The Cordillera Of Dreams
NY TIMES CRITIC PICK
Winner of the Best Documentary award at the Cannes Film Festival, master filmmaker Patricio Guzmán’s The Cordillera of Dreams completes his trilogy (with Nostalgia for the Light and The Pearl Button) investigating the relationship between historical memory, political trauma, and geography in his native country of Chile. It centers on the imposing landscape of the Andes that run the length of the country’s Eastern border. At once protective and isolating, magisterial and indifferent, the Cordillera serves as an enigmatic focal point around which Guzmán contemplates the enduring legacy of the 1973 military coup d’état.

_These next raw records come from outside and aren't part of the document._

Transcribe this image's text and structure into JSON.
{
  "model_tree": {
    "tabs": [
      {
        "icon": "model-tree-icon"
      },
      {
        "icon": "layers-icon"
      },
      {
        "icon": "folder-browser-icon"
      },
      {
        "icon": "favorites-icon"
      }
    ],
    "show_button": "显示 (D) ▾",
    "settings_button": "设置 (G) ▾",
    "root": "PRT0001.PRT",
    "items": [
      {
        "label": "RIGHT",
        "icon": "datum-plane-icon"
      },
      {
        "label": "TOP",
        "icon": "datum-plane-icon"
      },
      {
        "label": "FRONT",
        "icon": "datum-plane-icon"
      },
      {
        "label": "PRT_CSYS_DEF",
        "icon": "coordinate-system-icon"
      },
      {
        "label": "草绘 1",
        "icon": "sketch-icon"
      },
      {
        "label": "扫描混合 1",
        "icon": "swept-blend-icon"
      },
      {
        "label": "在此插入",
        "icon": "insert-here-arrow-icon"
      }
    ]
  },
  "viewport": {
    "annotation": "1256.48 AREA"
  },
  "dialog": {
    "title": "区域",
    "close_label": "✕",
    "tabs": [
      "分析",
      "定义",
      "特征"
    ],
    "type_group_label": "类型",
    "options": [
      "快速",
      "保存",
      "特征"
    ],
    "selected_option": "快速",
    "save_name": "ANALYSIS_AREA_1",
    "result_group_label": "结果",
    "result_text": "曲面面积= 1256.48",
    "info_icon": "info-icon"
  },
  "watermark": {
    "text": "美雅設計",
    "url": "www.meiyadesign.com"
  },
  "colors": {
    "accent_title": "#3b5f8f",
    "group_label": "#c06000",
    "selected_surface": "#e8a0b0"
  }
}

Looking at both the past and future, Guzmán’s work rescues Chile from the threat of historical amnesia. He considers how the neoliberal economic policies introduced under the Pinochet regime have continued to stratify Chilean society along increasingly rigid class lines. The Cordillera may form an omnipresent backdrop to the Chilean landscape, but, like so many parts of the country, much of it is privately owned and inaccessible to the vast majority of the population. Unflinching in its presentation of contemporary Chile, The Cordillera of Dreams moves beyond despair and looks towards the possibilities of political change by linking the ideological struggles of the past with the inequalities of the present.
"Memory and loss are interwoven with an activist sense of lineage."